## TASK ITEM
Scan the entries for "Känguru". Every line that holds it is to be copied.

Element data from apps and pages
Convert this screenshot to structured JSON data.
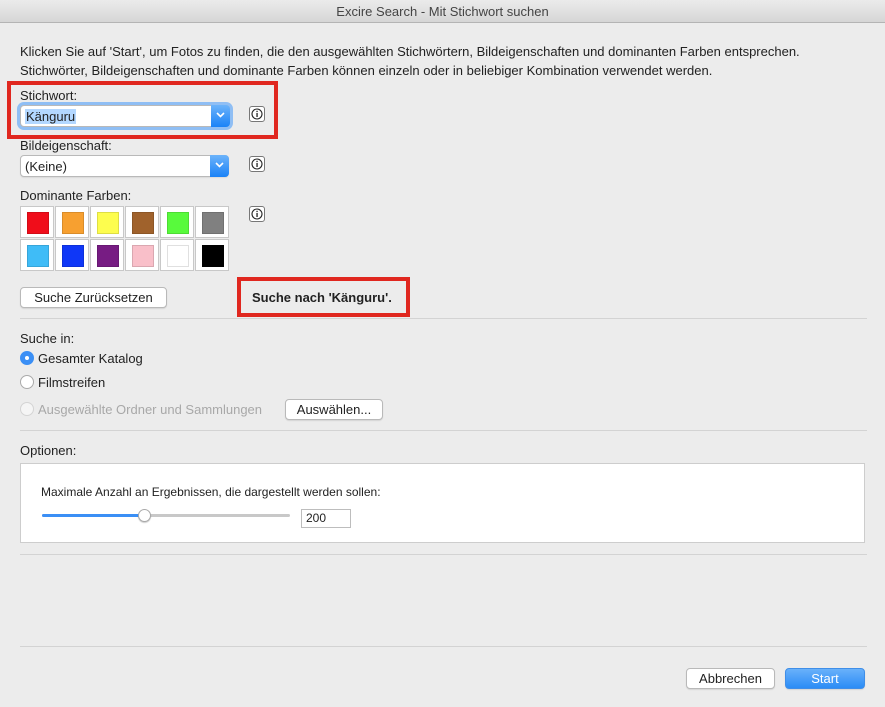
{
  "window": {
    "title": "Excire Search - Mit Stichwort suchen"
  },
  "intro": {
    "line1": "Klicken Sie auf 'Start', um Fotos zu finden, die den ausgewählten Stichwörtern, Bildeigenschaften und dominanten Farben entsprechen.",
    "line2": "Stichwörter, Bildeigenschaften und dominante Farben können einzeln oder in beliebiger Kombination verwendet werden."
  },
  "keyword": {
    "label": "Stichwort:",
    "value": "Känguru"
  },
  "property": {
    "label": "Bildeigenschaft:",
    "value": "(Keine)"
  },
  "colors": {
    "label": "Dominante Farben:",
    "swatches": [
      "#f00d1a",
      "#f7a030",
      "#fdfd4e",
      "#a0622c",
      "#58fa3c",
      "#808080",
      "#3fbcf7",
      "#0f37f7",
      "#771c83",
      "#f9bfc9",
      "#ffffff",
      "#000000"
    ]
  },
  "reset_button": "Suche Zurücksetzen",
  "search_summary": "Suche nach 'Känguru'.",
  "search_in": {
    "label": "Suche in:",
    "options": [
      {
        "label": "Gesamter Katalog",
        "selected": true,
        "enabled": true
      },
      {
        "label": "Filmstreifen",
        "selected": false,
        "enabled": true
      },
      {
        "label": "Ausgewählte Ordner und Sammlungen",
        "selected": false,
        "enabled": false
      }
    ],
    "choose_button": "Auswählen..."
  },
  "options": {
    "label": "Optionen:",
    "max_results_label": "Maximale Anzahl an Ergebnissen, die dargestellt werden sollen:",
    "max_results_value": "200",
    "slider_fraction": 0.41
  },
  "footer": {
    "cancel": "Abbrechen",
    "start": "Start"
  },
  "accent": "#3b8ff5",
  "highlight_color": "#e0271f"
}
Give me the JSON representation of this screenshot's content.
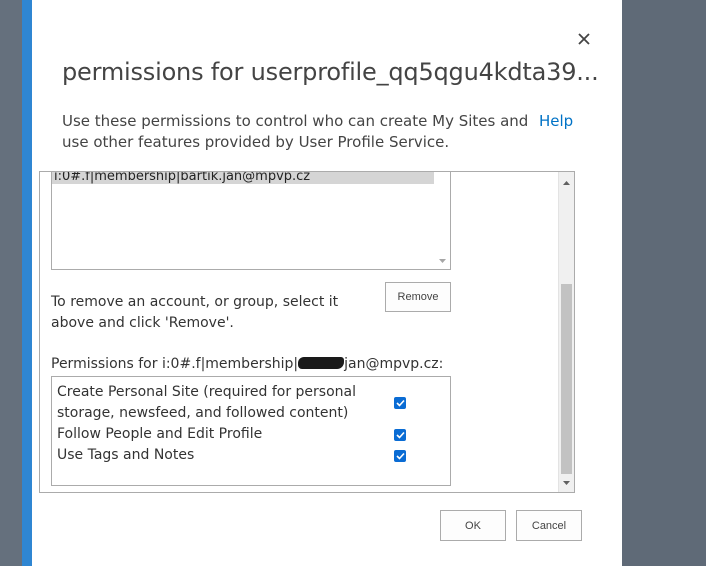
{
  "dialog": {
    "title": "permissions for userprofile_qq5qgu4kdta39...",
    "description": "Use these permissions to control who can create My Sites and use other features provided by User Profile Service.",
    "help_label": "Help",
    "close_icon": "close-icon",
    "accent_color": "#2f86d2"
  },
  "users_list": {
    "items": [
      "i:0#.f|membership|bartik.jan@mpvp.cz"
    ]
  },
  "remove": {
    "instructions": "To remove an account, or group, select it above and click 'Remove'.",
    "button_label": "Remove"
  },
  "permissions": {
    "label_prefix": "Permissions for i:0#.f|membership|",
    "label_suffix": "jan@mpvp.cz:",
    "items": [
      {
        "label": "Create Personal Site (required for personal storage, newsfeed, and followed content)",
        "checked": true
      },
      {
        "label": "Follow People and Edit Profile",
        "checked": true
      },
      {
        "label": "Use Tags and Notes",
        "checked": true
      }
    ]
  },
  "footer": {
    "ok_label": "OK",
    "cancel_label": "Cancel"
  }
}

## ANSWER TO THIS PROBLEM
    "value": "Känguru"
  "search_summary": "Suche nach 'Känguru'.",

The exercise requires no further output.